__Available data__:
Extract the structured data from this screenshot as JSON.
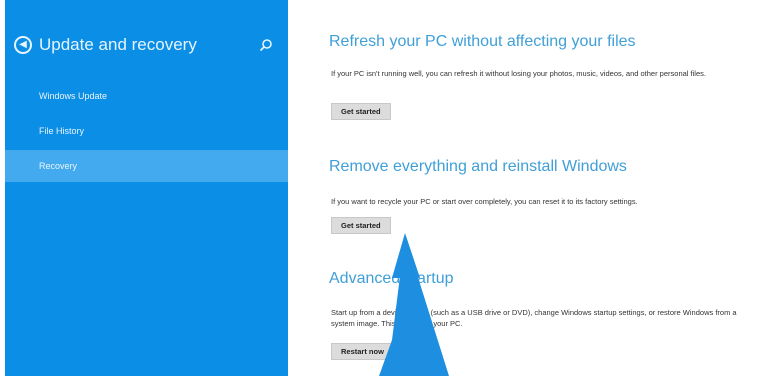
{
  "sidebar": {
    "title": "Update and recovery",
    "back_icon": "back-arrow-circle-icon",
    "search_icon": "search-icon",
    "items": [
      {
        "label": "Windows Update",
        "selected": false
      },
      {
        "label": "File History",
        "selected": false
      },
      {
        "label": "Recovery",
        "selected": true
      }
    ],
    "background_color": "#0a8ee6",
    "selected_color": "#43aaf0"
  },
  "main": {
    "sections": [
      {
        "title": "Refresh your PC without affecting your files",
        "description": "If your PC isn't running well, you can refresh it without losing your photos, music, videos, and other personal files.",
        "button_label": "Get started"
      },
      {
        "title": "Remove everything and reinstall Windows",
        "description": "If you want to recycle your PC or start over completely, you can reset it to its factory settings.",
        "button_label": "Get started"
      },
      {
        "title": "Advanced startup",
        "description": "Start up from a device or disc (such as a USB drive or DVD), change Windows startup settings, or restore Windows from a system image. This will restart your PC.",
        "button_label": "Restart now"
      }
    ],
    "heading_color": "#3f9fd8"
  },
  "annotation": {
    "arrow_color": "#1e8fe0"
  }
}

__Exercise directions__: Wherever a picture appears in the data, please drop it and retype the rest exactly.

__Response below__:
Extract the structured data from this screenshot as JSON.
{
  "sidebar": {
    "title": "Update and recovery",
    "back_icon": "back-arrow-circle-icon",
    "search_icon": "search-icon",
    "items": [
      {
        "label": "Windows Update",
        "selected": false
      },
      {
        "label": "File History",
        "selected": false
      },
      {
        "label": "Recovery",
        "selected": true
      }
    ],
    "background_color": "#0a8ee6",
    "selected_color": "#43aaf0"
  },
  "main": {
    "sections": [
      {
        "title": "Refresh your PC without affecting your files",
        "description": "If your PC isn't running well, you can refresh it without losing your photos, music, videos, and other personal files.",
        "button_label": "Get started"
      },
      {
        "title": "Remove everything and reinstall Windows",
        "description": "If you want to recycle your PC or start over completely, you can reset it to its factory settings.",
        "button_label": "Get started"
      },
      {
        "title": "Advanced startup",
        "description": "Start up from a device or disc (such as a USB drive or DVD), change Windows startup settings, or restore Windows from a system image. This will restart your PC.",
        "button_label": "Restart now"
      }
    ],
    "heading_color": "#3f9fd8"
  },
  "annotation": {
    "arrow_color": "#1e8fe0"
  }
}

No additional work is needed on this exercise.